Task requirements
Take each line of the records below that contains the string "icon" and copy it.

Web page and app entries:
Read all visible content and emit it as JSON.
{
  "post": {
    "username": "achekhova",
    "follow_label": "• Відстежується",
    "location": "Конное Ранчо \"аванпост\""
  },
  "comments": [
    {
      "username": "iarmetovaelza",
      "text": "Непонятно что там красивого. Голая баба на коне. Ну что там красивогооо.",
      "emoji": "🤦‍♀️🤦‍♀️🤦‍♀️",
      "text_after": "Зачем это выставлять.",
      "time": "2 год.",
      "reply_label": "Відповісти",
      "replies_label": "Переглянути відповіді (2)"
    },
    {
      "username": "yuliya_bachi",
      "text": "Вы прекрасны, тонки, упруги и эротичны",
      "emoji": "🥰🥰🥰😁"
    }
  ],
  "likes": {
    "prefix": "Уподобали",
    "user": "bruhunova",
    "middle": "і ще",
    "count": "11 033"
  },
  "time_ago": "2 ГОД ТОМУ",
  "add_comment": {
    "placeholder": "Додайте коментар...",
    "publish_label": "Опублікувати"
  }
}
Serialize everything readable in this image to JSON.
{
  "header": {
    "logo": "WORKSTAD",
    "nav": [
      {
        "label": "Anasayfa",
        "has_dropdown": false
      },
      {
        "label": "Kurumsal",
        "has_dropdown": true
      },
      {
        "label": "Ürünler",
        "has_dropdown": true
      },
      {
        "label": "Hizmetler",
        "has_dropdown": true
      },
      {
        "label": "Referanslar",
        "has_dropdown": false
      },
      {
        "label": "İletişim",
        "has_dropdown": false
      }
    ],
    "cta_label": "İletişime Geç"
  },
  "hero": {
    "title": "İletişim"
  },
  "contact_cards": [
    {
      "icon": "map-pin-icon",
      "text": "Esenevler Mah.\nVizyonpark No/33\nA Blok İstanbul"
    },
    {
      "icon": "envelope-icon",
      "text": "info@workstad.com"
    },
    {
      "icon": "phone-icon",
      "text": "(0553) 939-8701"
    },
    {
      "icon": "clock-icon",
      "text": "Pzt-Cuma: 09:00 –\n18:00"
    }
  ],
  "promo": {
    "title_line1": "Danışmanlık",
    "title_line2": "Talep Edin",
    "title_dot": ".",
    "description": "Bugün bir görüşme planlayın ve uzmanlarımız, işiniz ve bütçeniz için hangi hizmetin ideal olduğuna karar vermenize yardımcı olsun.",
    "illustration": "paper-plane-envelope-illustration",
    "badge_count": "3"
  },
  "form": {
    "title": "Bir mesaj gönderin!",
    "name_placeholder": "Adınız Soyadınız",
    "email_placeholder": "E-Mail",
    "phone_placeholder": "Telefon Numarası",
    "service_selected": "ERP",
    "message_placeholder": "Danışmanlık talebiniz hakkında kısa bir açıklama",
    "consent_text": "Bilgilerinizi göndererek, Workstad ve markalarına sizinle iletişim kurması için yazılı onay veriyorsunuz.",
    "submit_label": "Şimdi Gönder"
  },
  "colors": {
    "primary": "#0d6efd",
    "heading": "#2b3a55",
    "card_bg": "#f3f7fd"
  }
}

Response to this task
      "icon": "map-pin-icon",
      "icon": "envelope-icon",
      "icon": "phone-icon",
      "icon": "clock-icon",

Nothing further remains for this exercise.